It astounds me. It’s 2009; the Internet is over a decade old. Only now is it sensible to actively monitor online customer opinion.
Every business journal, academic, and guru has advocated for years that companies must listen to consumers to keep their business sustainable (or not). Why is every company suddenly hopping on the online “listening” band-wagon?
Ignoring the Signals
Social media did not immediately surge in 2008. Since the Internet’s inception, people have used the medium to contribute opinions. Usenet, one of the first online public forums, began in 1980. Blogging began as early as Usenet, but the term existed since 1997. Blogger and LiveJournal both launched in 1999. By 2004, “blog” was the “word of the year.”
In 2003, two iPod owners, pissed off about the device’s failed battery, released their anger on the Internet. They created a website and video, protesting the $250 battary replacement fee. With over 2.3 million visits to their site, Apple lowered the price, demonstrating the power of two consumers’ voices and establishing the credibility of “social media,” at least in my eyes. This PR nightmare, however, had little effect on corporate behavior.
Marketers Get a Reality Check
It’s easy for a marketer to ignore these signals. But two shifts recently occurred, changing the game for the Fortune 500.

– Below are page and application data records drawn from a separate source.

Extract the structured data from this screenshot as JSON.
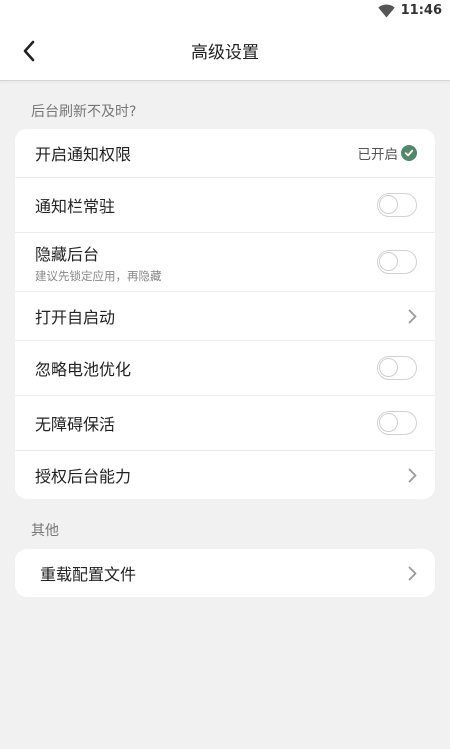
{
  "status_bar": {
    "time": "11:46",
    "wifi_icon": "wifi-icon"
  },
  "header": {
    "back_icon": "chevron-left-icon",
    "title": "高级设置"
  },
  "section_background": {
    "title": "后台刷新不及时?",
    "items": [
      {
        "label": "开启通知权限",
        "control": "status",
        "status_text": "已开启",
        "status_icon": "check-circle-icon",
        "status_color": "#4f8a68"
      },
      {
        "label": "通知栏常驻",
        "control": "toggle",
        "on": false
      },
      {
        "label": "隐藏后台",
        "sublabel": "建议先锁定应用，再隐藏",
        "control": "toggle",
        "on": false
      },
      {
        "label": "打开自启动",
        "control": "chevron"
      },
      {
        "label": "忽略电池优化",
        "control": "toggle",
        "on": false
      },
      {
        "label": "无障碍保活",
        "control": "toggle",
        "on": false
      },
      {
        "label": "授权后台能力",
        "control": "chevron"
      }
    ]
  },
  "section_other": {
    "title": "其他",
    "items": [
      {
        "label": "重载配置文件",
        "control": "chevron"
      }
    ]
  }
}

Online Convergence of Marketers and Customers – Previously, commentary on blogs and forums was siloed. Most marketers and CMOs never physically observed consumer opinion in their normal online activity. But marketer and customer behavior converged. Twitter and Facebook are scalable, popular, mass communities that bring the two groups together. No longer could marketers continue their arrogance and ignore their customer’s voice, especially when it’s directly in front of them (i.e., if a CMO observes a nasty comment on the company’s Facebook fan page, sh*t goes down).
The Media’s Lovefest with all things “Social” – Not only are customers and marketers frequenting the same sites, but so is the media. Their incessant coverage of “social media,” as noted by the ridiculous emphasis on the Motrin and Tropicana backlash, places an overwhelming emphasis on online consumer opinion. A few negative comments on Twitter are interpreted as a PR nightmare, ignoring the fact that this has occurred for years on the Internet, only on obscure sites. The possibility of media coverage is huge, placing corporate PR in a frenzy, monitoring as closely as possible.
In short, it’s one thing for customers to rant in a dark corner of the Internet; it’s another to actively observe it, especially via major media sources. It’s great that companies are beginning to monitor customer opinion, but it’s definitely for all the wrong reasons.